__What you will do__: Extract each line of the records below that contains the word "Лиза".

__Input material__:
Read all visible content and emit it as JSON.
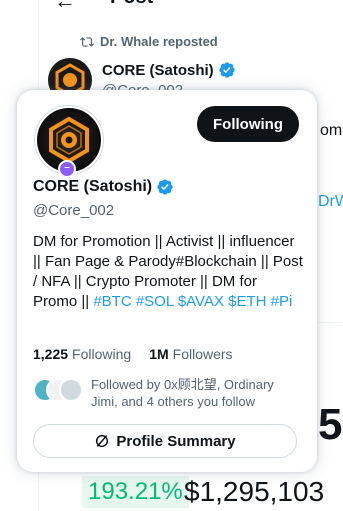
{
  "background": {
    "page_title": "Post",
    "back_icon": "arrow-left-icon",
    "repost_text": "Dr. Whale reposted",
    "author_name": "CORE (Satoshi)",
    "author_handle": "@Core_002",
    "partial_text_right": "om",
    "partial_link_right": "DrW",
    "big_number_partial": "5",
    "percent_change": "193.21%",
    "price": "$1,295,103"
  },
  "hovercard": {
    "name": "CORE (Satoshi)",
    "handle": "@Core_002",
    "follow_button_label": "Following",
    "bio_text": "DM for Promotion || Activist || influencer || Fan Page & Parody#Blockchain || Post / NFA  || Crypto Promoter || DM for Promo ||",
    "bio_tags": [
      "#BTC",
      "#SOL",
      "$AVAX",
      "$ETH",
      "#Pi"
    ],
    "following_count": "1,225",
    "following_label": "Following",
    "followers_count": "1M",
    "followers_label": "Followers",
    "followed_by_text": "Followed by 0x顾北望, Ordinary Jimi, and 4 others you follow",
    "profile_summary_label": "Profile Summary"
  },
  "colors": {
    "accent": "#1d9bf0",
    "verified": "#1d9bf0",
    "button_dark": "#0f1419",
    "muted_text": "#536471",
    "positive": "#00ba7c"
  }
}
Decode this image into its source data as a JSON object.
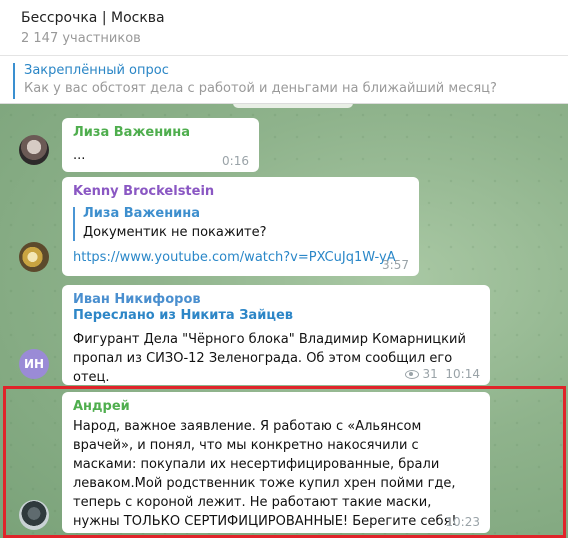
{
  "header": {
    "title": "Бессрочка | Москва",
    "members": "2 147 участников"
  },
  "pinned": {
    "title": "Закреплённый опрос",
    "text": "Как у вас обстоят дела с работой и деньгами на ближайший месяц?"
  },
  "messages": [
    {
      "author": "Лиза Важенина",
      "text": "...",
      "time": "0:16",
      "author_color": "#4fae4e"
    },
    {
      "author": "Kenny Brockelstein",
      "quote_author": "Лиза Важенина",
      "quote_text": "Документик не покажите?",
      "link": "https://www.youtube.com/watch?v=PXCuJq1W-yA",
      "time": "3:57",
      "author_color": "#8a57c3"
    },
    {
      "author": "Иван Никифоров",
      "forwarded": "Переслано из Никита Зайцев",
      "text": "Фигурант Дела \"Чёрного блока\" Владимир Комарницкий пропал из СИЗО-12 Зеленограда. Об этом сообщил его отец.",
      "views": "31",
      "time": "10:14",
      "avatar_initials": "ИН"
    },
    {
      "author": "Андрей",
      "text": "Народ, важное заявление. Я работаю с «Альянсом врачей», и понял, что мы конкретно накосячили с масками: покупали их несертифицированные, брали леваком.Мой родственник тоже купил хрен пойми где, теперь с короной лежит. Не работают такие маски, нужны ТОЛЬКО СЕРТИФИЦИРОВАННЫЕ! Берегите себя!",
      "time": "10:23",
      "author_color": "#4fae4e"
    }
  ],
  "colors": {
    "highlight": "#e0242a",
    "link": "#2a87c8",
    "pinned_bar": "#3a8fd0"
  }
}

__Answer to the problem__:
      "author": "Лиза Важенина",
      "quote_author": "Лиза Важенина",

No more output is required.